- Use mild soap and fragrance-free lotion if skin is irritated
- To reduce nail problems, ask for frozen mittens to keep hands very cold while receiving chemotherapy
- If swelling (edema) is a problem, wear loose clothing and shoes; when you sit or lie down, put your feet up on a stool or pillows; avoid crossing your legs when you sit; ask about compression stockings or sleeves; reduce salt in your diet
- Avoid infections with frequent handwashing; avoid sick people and crowds; keep teeth clean; disinfect all skin cuts
- Treat your hair gently; avoid hairdryers and styling products; wash hair less frequently with a mild shampoo; many people use hats, scarves and wigs until hair grows back; hair will grow back within three to 10 months after the last treatment
- Take pain medications exactly as your doctor tells you; keep track of when your pain is better or worse and give this information to your doctor
- Always wear a condom during sex because some chemotherapy drugs can stay in semen and affect your partner
Quitting smoking will lower your risk of lung cancer, regardless of what age you quit. Nearly one out of every 15 homes in the United States has high radon levels. The EPA recommends testing homes for radon and using proven ways to lower high radon levels.

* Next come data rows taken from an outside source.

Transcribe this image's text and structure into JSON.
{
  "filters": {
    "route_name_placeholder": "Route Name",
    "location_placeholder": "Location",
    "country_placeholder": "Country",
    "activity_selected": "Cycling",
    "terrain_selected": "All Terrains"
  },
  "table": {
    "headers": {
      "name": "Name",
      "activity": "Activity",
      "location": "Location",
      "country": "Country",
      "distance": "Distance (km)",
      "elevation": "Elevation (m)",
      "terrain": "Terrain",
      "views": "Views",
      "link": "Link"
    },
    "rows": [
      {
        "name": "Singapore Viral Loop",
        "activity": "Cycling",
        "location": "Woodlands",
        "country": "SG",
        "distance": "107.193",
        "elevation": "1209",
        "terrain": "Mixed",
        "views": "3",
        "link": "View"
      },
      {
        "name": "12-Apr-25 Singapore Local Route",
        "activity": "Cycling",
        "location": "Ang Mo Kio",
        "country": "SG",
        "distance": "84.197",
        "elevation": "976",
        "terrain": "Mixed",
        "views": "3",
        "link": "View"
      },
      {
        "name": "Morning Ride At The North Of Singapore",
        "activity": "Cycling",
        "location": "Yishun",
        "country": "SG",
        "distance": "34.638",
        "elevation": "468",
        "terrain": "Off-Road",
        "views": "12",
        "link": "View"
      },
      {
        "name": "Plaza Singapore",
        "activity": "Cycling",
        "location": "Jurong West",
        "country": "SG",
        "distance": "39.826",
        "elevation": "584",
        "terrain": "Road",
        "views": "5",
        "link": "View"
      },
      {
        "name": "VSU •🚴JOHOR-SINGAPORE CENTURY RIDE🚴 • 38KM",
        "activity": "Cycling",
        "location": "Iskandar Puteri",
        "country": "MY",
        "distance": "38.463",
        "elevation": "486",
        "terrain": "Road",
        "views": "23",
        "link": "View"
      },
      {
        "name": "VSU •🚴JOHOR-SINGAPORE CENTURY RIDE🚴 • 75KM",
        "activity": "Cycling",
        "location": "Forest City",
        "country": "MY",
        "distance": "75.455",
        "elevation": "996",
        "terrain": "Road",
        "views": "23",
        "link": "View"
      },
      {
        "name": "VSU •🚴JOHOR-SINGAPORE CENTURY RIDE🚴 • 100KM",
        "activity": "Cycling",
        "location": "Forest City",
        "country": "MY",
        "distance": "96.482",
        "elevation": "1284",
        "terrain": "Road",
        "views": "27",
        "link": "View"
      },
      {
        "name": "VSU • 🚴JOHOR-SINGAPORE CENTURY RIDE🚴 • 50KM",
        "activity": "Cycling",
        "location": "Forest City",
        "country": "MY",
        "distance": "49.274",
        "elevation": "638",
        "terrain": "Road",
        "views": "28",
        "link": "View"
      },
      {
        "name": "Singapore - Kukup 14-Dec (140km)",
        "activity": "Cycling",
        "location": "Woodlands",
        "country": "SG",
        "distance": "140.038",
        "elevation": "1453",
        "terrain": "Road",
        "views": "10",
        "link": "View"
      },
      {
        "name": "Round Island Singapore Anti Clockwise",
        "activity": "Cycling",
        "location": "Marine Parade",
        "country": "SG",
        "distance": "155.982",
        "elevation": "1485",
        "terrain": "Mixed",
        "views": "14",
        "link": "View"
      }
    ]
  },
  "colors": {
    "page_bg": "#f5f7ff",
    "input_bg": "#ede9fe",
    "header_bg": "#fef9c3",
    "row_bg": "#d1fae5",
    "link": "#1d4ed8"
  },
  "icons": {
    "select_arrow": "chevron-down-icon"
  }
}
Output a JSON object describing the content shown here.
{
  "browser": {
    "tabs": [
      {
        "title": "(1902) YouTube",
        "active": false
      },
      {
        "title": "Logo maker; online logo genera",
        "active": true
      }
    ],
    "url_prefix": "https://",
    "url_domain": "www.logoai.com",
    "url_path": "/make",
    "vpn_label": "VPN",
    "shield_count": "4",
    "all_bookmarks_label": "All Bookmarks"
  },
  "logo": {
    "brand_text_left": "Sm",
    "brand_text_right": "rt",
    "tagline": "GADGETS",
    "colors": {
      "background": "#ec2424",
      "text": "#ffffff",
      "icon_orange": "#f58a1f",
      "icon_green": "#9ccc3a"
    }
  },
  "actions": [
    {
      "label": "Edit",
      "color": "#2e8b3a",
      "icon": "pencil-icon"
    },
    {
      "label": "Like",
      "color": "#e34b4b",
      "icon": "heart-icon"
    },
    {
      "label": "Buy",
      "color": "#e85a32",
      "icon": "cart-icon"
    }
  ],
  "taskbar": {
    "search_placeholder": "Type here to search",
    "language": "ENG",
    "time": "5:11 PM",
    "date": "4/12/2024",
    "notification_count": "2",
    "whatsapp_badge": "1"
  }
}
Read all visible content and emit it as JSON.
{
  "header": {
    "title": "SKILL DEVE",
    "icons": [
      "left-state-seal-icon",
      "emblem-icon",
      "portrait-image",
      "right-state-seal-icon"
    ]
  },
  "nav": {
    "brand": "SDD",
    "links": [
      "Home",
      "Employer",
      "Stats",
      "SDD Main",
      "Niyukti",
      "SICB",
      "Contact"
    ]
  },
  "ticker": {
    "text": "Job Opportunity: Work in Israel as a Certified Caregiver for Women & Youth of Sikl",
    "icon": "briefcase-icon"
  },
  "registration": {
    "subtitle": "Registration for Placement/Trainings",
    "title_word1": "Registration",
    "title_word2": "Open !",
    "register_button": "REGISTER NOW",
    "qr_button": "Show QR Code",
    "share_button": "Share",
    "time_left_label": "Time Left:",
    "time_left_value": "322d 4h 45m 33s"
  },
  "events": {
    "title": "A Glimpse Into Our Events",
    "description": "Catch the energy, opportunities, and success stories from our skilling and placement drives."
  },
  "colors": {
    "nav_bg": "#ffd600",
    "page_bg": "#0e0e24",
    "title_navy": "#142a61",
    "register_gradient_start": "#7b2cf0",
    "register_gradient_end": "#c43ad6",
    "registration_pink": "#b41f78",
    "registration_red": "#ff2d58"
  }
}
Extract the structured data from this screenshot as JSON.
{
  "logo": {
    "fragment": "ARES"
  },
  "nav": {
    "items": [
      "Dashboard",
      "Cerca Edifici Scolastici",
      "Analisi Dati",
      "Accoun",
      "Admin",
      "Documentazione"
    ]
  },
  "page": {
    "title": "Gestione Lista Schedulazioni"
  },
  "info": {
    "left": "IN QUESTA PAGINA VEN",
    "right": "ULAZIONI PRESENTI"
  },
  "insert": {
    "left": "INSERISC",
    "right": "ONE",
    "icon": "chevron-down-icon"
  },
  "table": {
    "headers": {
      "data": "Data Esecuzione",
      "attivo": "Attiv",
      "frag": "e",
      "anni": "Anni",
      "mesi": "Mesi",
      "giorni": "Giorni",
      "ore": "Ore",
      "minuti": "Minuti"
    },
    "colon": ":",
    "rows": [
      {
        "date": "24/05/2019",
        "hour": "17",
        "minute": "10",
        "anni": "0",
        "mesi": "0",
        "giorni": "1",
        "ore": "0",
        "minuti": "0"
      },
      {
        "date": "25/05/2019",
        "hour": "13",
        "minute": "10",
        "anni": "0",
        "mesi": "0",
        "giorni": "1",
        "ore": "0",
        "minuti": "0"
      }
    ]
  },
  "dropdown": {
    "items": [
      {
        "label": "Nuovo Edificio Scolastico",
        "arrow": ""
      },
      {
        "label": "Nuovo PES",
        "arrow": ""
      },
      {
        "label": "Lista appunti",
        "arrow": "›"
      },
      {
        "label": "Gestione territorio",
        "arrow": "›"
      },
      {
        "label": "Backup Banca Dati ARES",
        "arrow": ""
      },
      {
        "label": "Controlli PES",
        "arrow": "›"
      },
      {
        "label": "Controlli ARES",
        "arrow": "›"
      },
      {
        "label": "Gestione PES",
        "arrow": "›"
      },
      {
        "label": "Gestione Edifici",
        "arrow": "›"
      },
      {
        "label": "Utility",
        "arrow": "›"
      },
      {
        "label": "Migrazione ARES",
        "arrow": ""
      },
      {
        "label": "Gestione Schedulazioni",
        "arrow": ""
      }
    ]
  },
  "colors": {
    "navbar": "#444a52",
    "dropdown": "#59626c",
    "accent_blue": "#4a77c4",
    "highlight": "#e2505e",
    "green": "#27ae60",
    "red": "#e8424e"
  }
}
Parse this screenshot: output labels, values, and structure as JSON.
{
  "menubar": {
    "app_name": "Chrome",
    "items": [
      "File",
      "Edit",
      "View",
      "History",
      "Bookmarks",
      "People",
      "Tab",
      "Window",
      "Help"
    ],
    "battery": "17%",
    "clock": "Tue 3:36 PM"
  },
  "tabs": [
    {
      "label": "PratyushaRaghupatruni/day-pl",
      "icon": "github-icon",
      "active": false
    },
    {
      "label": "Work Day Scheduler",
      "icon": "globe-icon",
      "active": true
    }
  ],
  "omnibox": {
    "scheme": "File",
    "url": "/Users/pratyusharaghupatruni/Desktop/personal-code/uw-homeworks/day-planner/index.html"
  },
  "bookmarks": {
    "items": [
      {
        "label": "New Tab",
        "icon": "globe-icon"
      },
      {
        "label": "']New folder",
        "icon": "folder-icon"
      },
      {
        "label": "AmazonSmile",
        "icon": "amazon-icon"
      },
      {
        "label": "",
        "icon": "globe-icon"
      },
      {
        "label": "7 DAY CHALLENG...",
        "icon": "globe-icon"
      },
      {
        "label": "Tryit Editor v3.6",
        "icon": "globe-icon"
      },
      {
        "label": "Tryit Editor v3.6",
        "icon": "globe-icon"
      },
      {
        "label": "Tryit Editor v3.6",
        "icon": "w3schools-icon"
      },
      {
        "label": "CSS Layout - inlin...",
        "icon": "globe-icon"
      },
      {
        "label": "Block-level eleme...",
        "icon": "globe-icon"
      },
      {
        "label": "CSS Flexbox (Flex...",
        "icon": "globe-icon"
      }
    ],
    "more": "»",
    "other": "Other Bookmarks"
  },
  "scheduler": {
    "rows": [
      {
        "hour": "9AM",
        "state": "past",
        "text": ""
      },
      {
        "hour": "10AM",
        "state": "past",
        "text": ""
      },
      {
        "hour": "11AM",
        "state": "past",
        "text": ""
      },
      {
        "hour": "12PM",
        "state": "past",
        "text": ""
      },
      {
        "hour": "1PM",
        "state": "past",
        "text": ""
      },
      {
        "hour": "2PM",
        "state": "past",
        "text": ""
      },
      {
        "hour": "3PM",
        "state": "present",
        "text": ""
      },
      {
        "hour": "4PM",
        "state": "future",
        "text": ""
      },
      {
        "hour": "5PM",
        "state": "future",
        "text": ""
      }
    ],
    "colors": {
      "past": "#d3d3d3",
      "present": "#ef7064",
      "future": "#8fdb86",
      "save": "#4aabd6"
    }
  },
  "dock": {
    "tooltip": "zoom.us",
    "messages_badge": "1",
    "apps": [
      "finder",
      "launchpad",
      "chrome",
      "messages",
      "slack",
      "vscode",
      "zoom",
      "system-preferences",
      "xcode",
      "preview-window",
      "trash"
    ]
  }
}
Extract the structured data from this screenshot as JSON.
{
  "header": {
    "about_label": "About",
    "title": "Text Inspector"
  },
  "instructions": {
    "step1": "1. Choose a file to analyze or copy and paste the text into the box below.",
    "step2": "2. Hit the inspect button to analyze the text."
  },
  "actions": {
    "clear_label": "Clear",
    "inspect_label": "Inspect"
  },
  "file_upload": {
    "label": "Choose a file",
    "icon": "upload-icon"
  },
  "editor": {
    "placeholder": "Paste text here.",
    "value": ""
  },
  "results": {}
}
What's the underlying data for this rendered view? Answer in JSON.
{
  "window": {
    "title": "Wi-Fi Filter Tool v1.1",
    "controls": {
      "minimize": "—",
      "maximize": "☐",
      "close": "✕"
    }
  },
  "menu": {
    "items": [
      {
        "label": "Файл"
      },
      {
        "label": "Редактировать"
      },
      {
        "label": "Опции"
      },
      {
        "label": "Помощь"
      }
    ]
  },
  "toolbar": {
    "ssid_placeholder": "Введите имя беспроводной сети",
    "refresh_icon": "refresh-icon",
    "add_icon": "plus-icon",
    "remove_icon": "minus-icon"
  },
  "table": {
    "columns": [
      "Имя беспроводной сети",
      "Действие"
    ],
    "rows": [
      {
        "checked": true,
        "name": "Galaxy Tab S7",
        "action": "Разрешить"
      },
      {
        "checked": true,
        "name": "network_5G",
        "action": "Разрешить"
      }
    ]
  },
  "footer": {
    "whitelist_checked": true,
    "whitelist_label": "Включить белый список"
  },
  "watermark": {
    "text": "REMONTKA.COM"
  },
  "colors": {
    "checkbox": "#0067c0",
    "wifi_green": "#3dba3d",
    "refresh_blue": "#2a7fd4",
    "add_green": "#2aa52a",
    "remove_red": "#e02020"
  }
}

There are many tools to help you quit smoking, from setting goals and a quit date to medications and counseling. Ask your doctor about prescriptions that could help and other methods. Many smokers try to quit several times before they are successful, so don’t give up if previous attempts were not successful.